┌─ Given entries

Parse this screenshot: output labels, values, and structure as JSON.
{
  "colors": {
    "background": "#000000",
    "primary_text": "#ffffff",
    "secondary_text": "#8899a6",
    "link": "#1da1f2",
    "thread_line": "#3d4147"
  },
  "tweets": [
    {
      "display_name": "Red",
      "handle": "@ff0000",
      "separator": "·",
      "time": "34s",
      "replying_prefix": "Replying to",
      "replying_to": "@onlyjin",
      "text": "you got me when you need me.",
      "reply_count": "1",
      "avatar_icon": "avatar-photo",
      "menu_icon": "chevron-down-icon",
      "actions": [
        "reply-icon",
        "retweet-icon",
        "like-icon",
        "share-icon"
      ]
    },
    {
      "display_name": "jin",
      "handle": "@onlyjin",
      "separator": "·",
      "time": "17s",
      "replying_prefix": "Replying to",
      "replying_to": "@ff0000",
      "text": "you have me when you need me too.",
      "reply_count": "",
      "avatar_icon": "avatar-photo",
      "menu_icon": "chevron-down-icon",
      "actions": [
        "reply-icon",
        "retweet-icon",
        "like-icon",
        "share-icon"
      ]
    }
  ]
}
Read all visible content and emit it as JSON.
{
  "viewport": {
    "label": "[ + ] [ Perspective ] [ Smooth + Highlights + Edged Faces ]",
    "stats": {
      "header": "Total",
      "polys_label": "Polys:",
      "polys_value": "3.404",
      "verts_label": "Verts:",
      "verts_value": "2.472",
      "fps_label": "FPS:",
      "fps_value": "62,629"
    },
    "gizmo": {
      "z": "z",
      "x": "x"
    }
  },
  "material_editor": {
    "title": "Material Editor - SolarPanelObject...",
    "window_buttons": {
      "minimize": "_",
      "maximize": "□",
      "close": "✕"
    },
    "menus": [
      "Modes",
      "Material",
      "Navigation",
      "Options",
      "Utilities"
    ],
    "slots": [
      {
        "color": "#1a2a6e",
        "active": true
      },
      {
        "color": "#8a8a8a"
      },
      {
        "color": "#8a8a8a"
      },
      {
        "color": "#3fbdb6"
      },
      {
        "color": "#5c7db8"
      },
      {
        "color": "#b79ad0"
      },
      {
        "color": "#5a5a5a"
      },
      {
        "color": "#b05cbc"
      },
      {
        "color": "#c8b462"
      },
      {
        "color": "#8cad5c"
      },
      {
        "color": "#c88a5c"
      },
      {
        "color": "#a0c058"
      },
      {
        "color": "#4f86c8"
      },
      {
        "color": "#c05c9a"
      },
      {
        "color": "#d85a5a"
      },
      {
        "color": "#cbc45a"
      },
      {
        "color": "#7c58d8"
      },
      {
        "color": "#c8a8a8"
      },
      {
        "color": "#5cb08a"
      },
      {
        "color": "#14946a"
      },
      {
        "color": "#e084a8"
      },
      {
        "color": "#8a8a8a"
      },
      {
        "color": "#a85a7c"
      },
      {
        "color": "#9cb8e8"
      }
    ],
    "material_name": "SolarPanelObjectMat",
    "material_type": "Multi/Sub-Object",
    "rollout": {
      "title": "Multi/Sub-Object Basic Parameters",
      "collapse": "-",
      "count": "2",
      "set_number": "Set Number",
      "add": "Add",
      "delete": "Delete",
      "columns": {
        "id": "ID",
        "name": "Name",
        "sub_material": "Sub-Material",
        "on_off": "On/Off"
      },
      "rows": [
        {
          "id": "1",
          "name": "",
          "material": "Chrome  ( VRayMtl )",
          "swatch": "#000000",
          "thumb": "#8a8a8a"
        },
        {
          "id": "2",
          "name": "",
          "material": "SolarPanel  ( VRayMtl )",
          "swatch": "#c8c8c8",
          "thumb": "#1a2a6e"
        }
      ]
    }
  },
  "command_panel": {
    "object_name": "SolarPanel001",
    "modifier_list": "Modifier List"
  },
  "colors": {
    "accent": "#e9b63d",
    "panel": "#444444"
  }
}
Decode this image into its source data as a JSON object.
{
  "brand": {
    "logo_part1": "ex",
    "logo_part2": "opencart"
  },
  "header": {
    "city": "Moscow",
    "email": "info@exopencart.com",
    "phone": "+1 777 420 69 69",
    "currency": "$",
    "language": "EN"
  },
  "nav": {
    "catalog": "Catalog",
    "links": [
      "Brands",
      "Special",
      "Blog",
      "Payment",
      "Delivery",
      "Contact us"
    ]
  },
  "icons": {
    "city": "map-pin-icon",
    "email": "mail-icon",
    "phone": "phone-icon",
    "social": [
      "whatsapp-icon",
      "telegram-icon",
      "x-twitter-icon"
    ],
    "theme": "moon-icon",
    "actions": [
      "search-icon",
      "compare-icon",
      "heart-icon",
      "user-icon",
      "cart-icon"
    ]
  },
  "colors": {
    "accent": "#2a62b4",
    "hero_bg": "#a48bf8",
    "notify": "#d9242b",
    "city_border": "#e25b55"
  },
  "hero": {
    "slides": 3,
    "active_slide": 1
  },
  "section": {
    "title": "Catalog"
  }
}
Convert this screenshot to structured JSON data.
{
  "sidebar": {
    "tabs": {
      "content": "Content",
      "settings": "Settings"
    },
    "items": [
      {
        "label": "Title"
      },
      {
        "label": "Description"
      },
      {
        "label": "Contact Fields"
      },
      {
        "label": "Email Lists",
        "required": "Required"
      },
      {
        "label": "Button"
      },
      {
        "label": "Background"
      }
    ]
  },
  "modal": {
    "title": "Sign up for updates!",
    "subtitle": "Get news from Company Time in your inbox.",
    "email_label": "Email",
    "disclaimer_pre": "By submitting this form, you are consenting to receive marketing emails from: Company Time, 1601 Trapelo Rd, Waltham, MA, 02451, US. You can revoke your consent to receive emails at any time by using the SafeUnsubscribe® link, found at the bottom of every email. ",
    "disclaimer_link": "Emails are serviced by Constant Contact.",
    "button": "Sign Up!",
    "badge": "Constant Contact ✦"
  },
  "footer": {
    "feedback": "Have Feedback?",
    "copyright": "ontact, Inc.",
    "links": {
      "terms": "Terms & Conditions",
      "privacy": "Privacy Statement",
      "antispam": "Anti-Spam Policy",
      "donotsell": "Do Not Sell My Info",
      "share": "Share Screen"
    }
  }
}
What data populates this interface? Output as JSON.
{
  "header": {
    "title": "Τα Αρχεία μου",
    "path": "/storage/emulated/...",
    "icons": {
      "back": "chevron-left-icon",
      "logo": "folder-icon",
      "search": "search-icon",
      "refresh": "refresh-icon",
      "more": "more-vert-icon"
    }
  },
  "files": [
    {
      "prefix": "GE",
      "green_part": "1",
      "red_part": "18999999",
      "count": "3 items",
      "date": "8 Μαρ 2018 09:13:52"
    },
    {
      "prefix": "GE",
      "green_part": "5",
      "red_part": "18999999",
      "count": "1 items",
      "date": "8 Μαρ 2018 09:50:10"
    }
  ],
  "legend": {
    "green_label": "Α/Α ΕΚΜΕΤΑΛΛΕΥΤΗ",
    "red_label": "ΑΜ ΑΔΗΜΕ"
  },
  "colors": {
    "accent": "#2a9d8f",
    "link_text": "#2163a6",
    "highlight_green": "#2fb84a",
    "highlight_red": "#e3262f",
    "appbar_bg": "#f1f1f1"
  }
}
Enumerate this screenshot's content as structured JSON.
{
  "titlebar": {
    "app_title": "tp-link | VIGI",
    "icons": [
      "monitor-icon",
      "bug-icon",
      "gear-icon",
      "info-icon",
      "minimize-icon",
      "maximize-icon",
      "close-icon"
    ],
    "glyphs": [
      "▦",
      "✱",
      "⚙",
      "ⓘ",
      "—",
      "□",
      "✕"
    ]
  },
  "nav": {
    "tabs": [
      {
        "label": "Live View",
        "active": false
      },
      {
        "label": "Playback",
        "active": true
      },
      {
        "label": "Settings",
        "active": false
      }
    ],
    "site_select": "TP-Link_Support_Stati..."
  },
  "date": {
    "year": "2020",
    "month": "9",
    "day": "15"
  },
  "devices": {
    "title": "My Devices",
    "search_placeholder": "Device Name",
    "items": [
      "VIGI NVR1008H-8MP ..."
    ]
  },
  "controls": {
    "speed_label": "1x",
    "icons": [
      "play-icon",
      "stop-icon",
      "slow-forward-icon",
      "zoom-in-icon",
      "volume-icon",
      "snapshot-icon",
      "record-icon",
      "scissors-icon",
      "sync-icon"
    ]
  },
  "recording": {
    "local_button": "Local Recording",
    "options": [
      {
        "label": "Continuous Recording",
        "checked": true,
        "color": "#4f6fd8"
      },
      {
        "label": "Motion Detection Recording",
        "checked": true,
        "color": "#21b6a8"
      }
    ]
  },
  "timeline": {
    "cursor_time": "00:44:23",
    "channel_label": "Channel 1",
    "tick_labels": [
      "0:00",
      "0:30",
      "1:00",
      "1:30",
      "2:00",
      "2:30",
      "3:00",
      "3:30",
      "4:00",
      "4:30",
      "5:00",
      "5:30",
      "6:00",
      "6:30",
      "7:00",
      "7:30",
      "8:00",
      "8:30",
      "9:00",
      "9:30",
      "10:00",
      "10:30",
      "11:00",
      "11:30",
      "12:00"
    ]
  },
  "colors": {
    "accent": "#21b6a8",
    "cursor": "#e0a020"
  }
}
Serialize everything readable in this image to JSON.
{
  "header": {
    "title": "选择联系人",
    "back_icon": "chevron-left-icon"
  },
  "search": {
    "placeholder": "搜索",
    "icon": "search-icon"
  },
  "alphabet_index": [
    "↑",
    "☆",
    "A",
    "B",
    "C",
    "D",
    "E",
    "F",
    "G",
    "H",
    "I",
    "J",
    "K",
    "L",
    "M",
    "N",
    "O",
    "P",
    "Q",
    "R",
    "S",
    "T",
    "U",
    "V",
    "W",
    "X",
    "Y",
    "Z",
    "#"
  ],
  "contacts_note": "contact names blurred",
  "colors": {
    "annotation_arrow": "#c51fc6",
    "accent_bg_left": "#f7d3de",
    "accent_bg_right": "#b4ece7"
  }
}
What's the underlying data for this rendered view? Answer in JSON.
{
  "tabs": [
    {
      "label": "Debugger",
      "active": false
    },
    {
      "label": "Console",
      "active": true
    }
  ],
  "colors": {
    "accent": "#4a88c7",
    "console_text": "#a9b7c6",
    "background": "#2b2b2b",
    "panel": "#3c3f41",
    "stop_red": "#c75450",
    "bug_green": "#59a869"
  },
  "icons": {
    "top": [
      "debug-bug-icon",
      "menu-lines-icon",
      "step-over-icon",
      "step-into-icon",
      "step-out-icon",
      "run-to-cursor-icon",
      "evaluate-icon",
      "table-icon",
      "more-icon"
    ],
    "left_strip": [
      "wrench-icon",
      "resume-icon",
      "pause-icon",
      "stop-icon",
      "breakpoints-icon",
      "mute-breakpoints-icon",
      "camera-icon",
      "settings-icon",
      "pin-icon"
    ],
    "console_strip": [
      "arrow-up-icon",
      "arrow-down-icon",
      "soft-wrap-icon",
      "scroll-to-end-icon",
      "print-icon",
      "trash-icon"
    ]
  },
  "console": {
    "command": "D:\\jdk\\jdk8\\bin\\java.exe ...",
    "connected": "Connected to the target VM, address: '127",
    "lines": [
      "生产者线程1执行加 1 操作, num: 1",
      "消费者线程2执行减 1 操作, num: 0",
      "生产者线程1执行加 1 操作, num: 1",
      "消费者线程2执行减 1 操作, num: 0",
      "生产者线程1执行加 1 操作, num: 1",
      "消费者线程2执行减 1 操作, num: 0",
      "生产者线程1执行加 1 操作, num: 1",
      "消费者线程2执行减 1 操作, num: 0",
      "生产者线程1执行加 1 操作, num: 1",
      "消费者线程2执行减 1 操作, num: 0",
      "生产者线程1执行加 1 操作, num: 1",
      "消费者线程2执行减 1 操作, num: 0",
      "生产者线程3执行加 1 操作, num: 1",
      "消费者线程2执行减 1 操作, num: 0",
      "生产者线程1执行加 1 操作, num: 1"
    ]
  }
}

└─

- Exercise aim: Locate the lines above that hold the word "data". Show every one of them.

- Output:
Decode this image into its source data as a JSON object.
Convert this screenshot to structured JSON data.
What data populates this interface? Output as JSON.
What's the underlying data for this rendered view? Answer in JSON.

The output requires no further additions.